Switching to government-run national health insurance -- from insurance by private companies - could save every Utahn $828 a year by the year 2000, two consumer-advocacy groups say.

But some Utah health-care officials disagree. They maintain the groups are oversimplifying the complex health-care cost problem in America.Citizen Action and Families United for Senior Action released a report this week saying $274 billion a year nationally could be saved by 2000 by a switch to national health care similar to systems in Western Europe and Canada.

Their study said the savings would come by reducing the administrative costs of private insurance and by capping - through law - the inflation rate of health expenditures to 6.6 percent annually - still above the general inflation rate but 2 percent below projected health-care inflation.

The switch and its lower costs would still manage to expand health care to those who are now uninsured or underinsured. (Some 37 million Americans are uninsured; 250,000 are Utahns.)

Of the projected potential savings of $274 billion nationally in 2000, the study said $1.4 billion of it would come in Utah, the study reported.

Without national care, the study projected, total health-care bills in Utah would grow from $3.09 billion this year to $7.49 billion in 2000. With nationalized health care, the study predicts, cost could be held to $6.06 billion.

The study also said if the switch to national health care were made today, it would cut Utah's total health-care cost of $3.09 billion this year to $2.96 billion - for a savings of $73 for every Utahn.

"This study demonstrates why we desperately need a national health-care plan," said Citizen Action Vice President Robert M. Brandon. "It demonstrates the need for cost containment and for eliminating the inefficiency of private health insurance. . .. The time has come to get rid of an antiquated, inequitable system that delivers rhinestone health care at gemstone prices."

Michael J Stapley, vice president of Deseret Mutual Benefit Association, insists the groups' statements are an oversimplification of the health-care cost problem in America.

"The problem is multifaceted.
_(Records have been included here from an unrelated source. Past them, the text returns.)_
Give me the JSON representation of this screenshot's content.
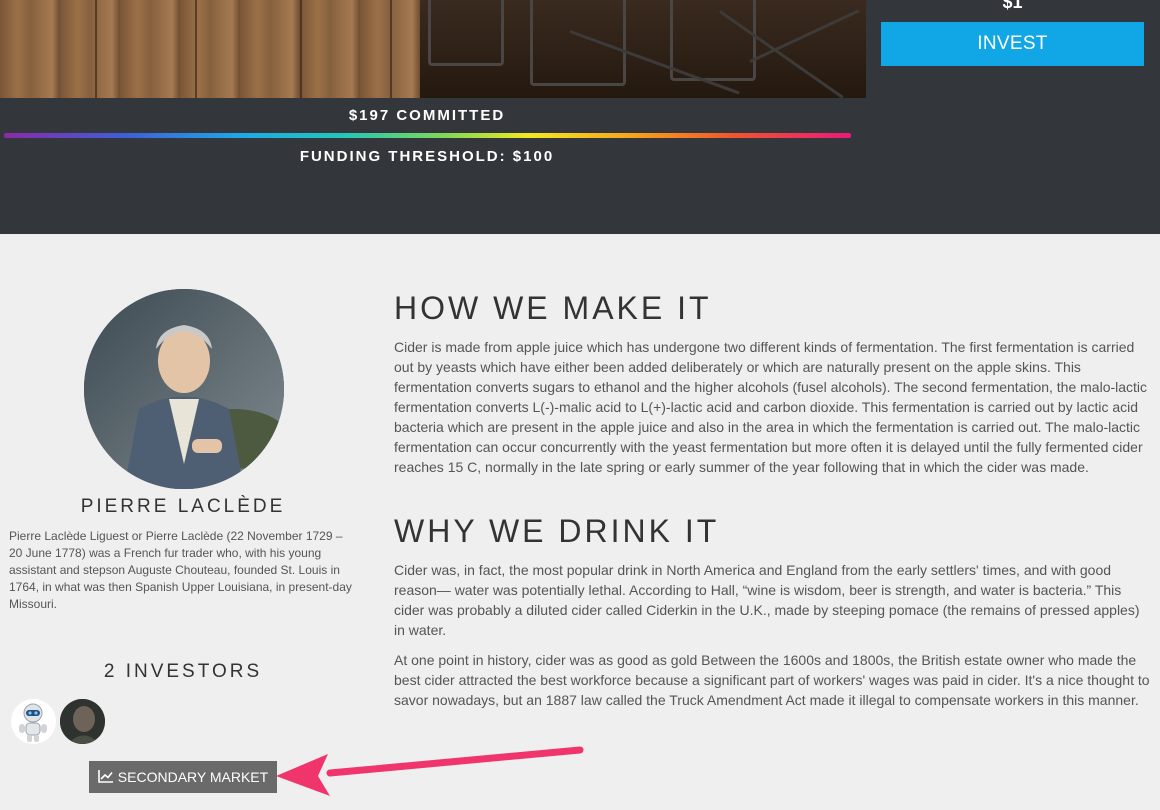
{
  "hero": {
    "price": "$1",
    "invest_label": "INVEST",
    "committed": "$197 COMMITTED",
    "threshold": "FUNDING THRESHOLD: $100"
  },
  "person": {
    "name": "PIERRE LACLÈDE",
    "bio": "Pierre Laclède Liguest or Pierre Laclède (22 November 1729 – 20 June 1778) was a French fur trader who, with his young assistant and stepson Auguste Chouteau, founded St. Louis in 1764, in what was then Spanish Upper Louisiana, in present-day Missouri."
  },
  "investors": {
    "title": "2 INVESTORS",
    "secondary_market_label": "SECONDARY MARKET"
  },
  "content": {
    "how_title": "HOW WE MAKE IT",
    "how_text": "Cider is made from apple juice which has undergone two different kinds of fermentation. The first fermentation is carried out by yeasts which have either been added deliberately or which are naturally present on the apple skins. This fermentation converts sugars to ethanol and the higher alcohols (fusel alcohols). The second fermentation, the malo-lactic fermentation converts L(-)-malic acid to L(+)-lactic acid and carbon dioxide. This fermentation is carried out by lactic acid bacteria which are present in the apple juice and also in the area in which the fermentation is carried out. The malo-lactic fermentation can occur concurrently with the yeast fermentation but more often it is delayed until the fully fermented cider reaches 15 C, normally in the late spring or early summer of the year following that in which the cider was made.",
    "why_title": "WHY WE DRINK IT",
    "why_text_1": "Cider was, in fact, the most popular drink in North America and England from the early settlers' times, and with good reason— water was potentially lethal. According to Hall, “wine is wisdom, beer is strength, and water is bacteria.” This cider was probably a diluted cider called Ciderkin in the U.K., made by steeping pomace (the remains of pressed apples) in water.",
    "why_text_2": "At one point in history, cider was as good as gold Between the 1600s and 1800s, the British estate owner who made the best cider attracted the best workforce because a significant part of workers' wages was paid in cider. It's a nice thought to savor nowadays, but an 1887 law called the Truck Amendment Act made it illegal to compensate workers in this manner."
  },
  "colors": {
    "accent": "#11a7e6",
    "dark_band": "#33373c",
    "annotation_arrow": "#f0356d"
  }
}
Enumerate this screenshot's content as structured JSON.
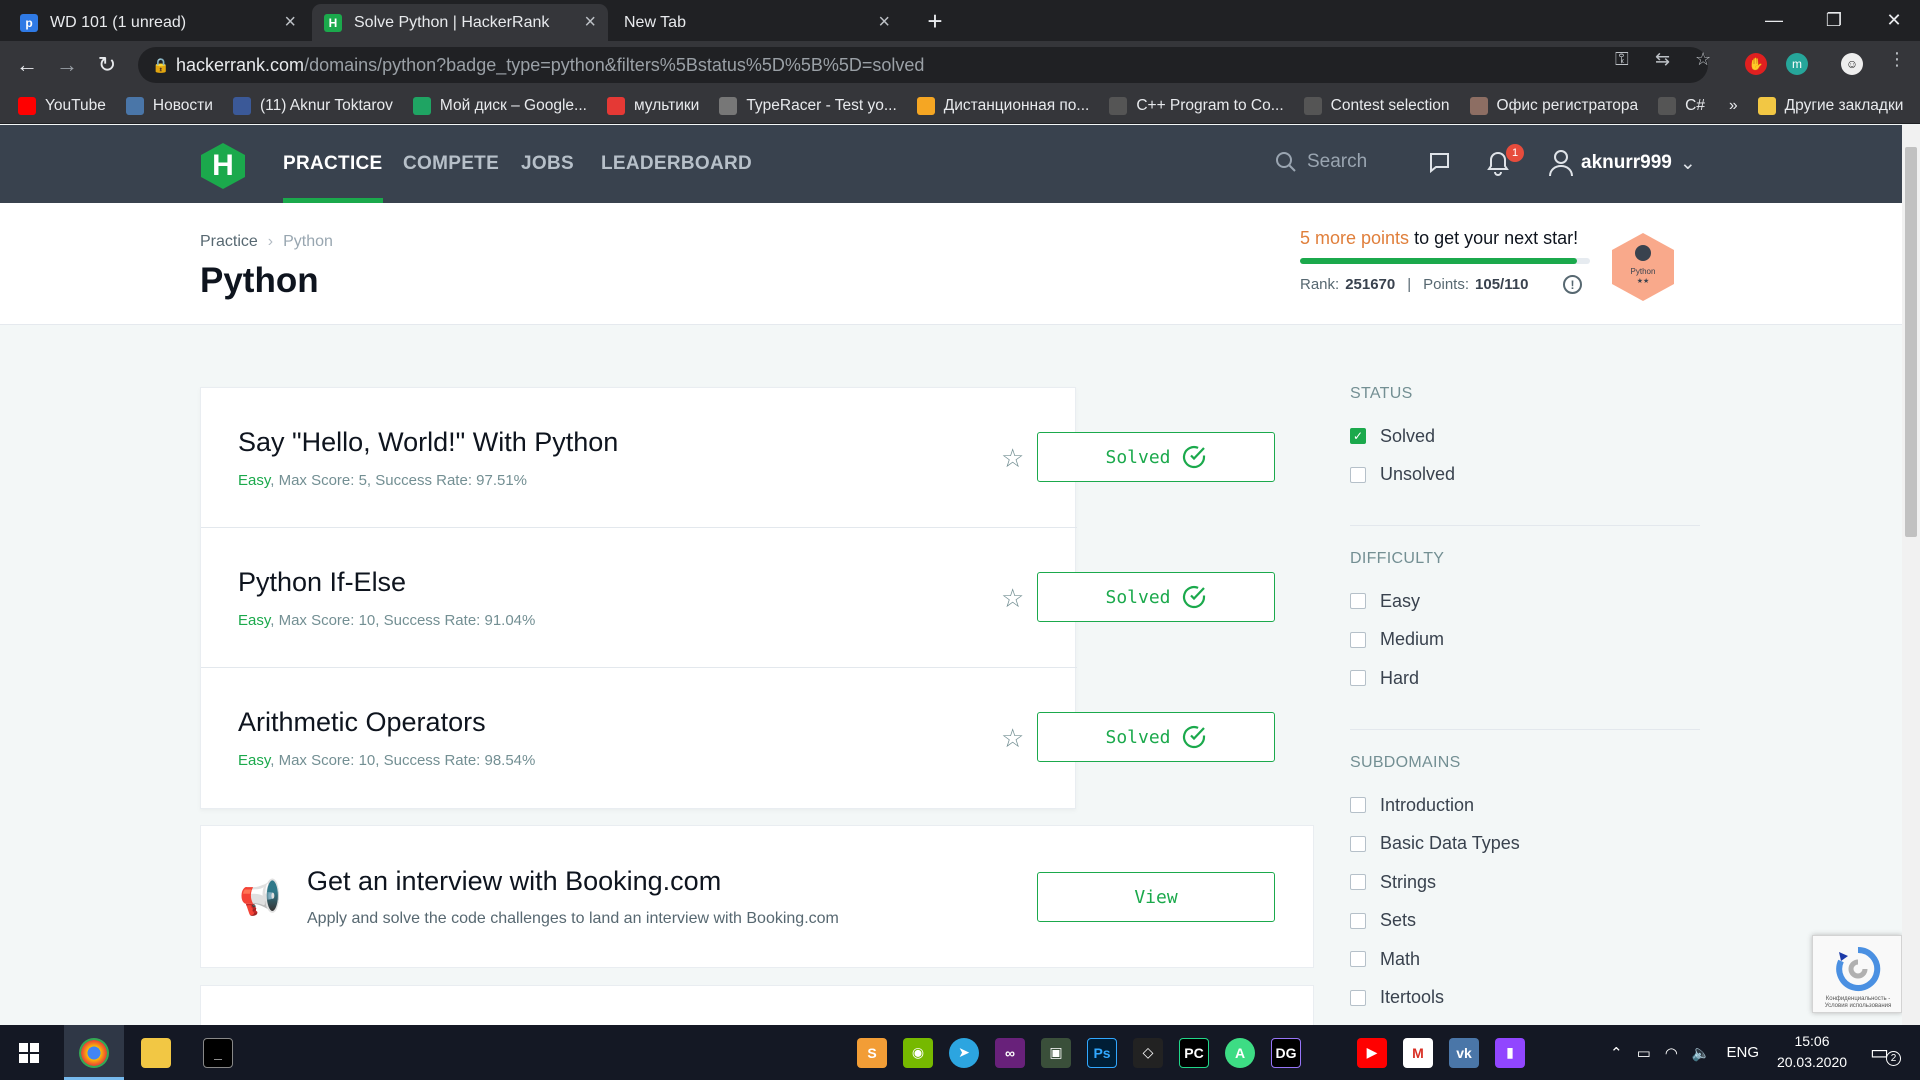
{
  "browser": {
    "tabs": [
      {
        "title": "WD 101 (1 unread)",
        "active": false
      },
      {
        "title": "Solve Python | HackerRank",
        "active": true
      },
      {
        "title": "New Tab",
        "active": false
      }
    ],
    "url_host": "hackerrank.com",
    "url_path": "/domains/python?badge_type=python&filters%5Bstatus%5D%5B%5D=solved",
    "bookmarks": [
      {
        "label": "YouTube",
        "icon": "youtube-icon",
        "color": "#ff0000"
      },
      {
        "label": "Новости",
        "icon": "vk-icon",
        "color": "#4a76a8"
      },
      {
        "label": "(11) Aknur Toktarov",
        "icon": "facebook-icon",
        "color": "#3b5998"
      },
      {
        "label": "Мой диск – Google...",
        "icon": "google-drive-icon",
        "color": "#1fa463"
      },
      {
        "label": "мультики",
        "icon": "site-icon",
        "color": "#e53935"
      },
      {
        "label": "TypeRacer - Test yo...",
        "icon": "typeracer-icon",
        "color": "#777777"
      },
      {
        "label": "Дистанционная по...",
        "icon": "site-icon",
        "color": "#f5a623"
      },
      {
        "label": "C++ Program to Co...",
        "icon": "text-icon",
        "color": "#555555"
      },
      {
        "label": "Contest selection",
        "icon": "globe-icon",
        "color": "#555555"
      },
      {
        "label": "Офис регистратора",
        "icon": "site-icon",
        "color": "#8d6e63"
      },
      {
        "label": "C#",
        "icon": "page-icon",
        "color": "#555555"
      }
    ],
    "bookmarks_more": "»",
    "other_bookmarks": "Другие закладки"
  },
  "hackerrank": {
    "nav": [
      "PRACTICE",
      "COMPETE",
      "JOBS",
      "LEADERBOARD"
    ],
    "search_placeholder": "Search",
    "notification_count": "1",
    "username": "aknurr999",
    "breadcrumb": [
      "Practice",
      "Python"
    ],
    "page_title": "Python",
    "star_points": "5 more points",
    "star_suffix": " to get your next star!",
    "star_progress": 0.955,
    "rank_label": "Rank:",
    "rank_value": "251670",
    "points_label": "Points:",
    "points_value": "105/110",
    "badge_label": "Python",
    "badge_stars": "★★",
    "badge_color": "#f9a98b"
  },
  "challenges": [
    {
      "title": "Say \"Hello, World!\" With Python",
      "difficulty": "Easy",
      "meta": ", Max Score: 5, Success Rate: 97.51%",
      "status": "Solved"
    },
    {
      "title": "Python If-Else",
      "difficulty": "Easy",
      "meta": ", Max Score: 10, Success Rate: 91.04%",
      "status": "Solved"
    },
    {
      "title": "Arithmetic Operators",
      "difficulty": "Easy",
      "meta": ", Max Score: 10, Success Rate: 98.54%",
      "status": "Solved"
    }
  ],
  "ad": {
    "title": "Get an interview with Booking.com",
    "description": "Apply and solve the code challenges to land an interview with Booking.com",
    "button": "View"
  },
  "filters": {
    "status": {
      "heading": "STATUS",
      "options": [
        {
          "label": "Solved",
          "checked": true
        },
        {
          "label": "Unsolved",
          "checked": false
        }
      ]
    },
    "difficulty": {
      "heading": "DIFFICULTY",
      "options": [
        {
          "label": "Easy",
          "checked": false
        },
        {
          "label": "Medium",
          "checked": false
        },
        {
          "label": "Hard",
          "checked": false
        }
      ]
    },
    "subdomains": {
      "heading": "SUBDOMAINS",
      "options": [
        {
          "label": "Introduction",
          "checked": false
        },
        {
          "label": "Basic Data Types",
          "checked": false
        },
        {
          "label": "Strings",
          "checked": false
        },
        {
          "label": "Sets",
          "checked": false
        },
        {
          "label": "Math",
          "checked": false
        },
        {
          "label": "Itertools",
          "checked": false
        }
      ]
    }
  },
  "recaptcha_text": "Конфиденциальность - Условия использования",
  "taskbar": {
    "language": "ENG",
    "time": "15:06",
    "date": "20.03.2020",
    "notifications": "2"
  },
  "colors": {
    "accent": "#1ba94c",
    "nav_bg": "#39424e",
    "orange": "#e07f3b"
  }
}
It is true that health insurance and related administrative expenses are a component part of the problem," Stapley said. "However, to imply that such expenses are the major reason for higher expenses in America is a gross exaggeration. Our own direct administrative expenses are less than 8 percent of total premium."

According to the national study, other agencies have higher administrative expenses. In fact, the current U.S. health-care system "has the highest proportion of administrative costs in the world."

The study figures that by 2000, national health care could hold administrative costs to 2.7 percent. It said it may also allow doctors and hospitals to save on overhead costs for billing, although such savings were not included in the study.

The study also said health-care spending has increased at more than twice the rate of general inflation during the past decade. Stapley lists many reasons for the increase.

He said the other important parts of the health-care cost equation are:

- First, the quantity of health care consumed in America (i.e., number of surgeries, number of sore throats treated, etc.)

- Second, the volume of inputs required to provide a defined quantity of service (i.e., number of diagnostic procedures, hospital lengths of stay, etc.)

- Third, the price of the inputs.

"These are all major parts of the health-care cost problem and cannot be easily resolved simply by converting to a national health-care system," Stapley said. "We live in a highly pluralistic society. Our expectations of the health-care system are very different than expectations in Canada and Europe. Exaggerated claims with respect to what can be saved in one component do not represent a reasonable understanding upon which solutions can be based."

The national advocacy groups propose reforms to pay more for primary services and less for other procedures. They also want legislation to hold health-care inflation to about 6.6 percent a year.

The study also wants national health care to ensure all groups have access to doctors and hospitals. Expanding coverage to those now uninsured or underinsured would cost $24.3 billion in 2000 but could bring some savings by eliminating problems now resulting from lack of prenatal care or untreated chronic diseases, according to the study.

Steven D. Kohlert, senior vice president of Intermountain Health Care, is unconvinced.

"I think that any proposal that promises to make health care available to all those who are presently uninsured and save money at the same time clearly deserves a careful hearing," he said. "However, this seems like a deceptively easy and quick solution."

Kohlert says the key questions that need to be asked are: Does our experience in the United States indicate that a program run by the federal government can deliver those kinds of dramatic results? Would it provide a standard of care that the people would accept? Do we want the government to make decisions about what care we receive?

Congress recently proposed some steps in the general direction of national health care.

Senate Labor and Human Resources Committee Chairman Ted Kennedy, D-Mass., has proposed forcing all employers to provide health care for their workers.

The committee's ranking Republican, Orrin Hatch, R-Utah, has opposed that but has proposed expanding Medicare to allow employers to buy low-cost, basic coverage for workers.

Hatch has also proposed setting national standards of care for diseases.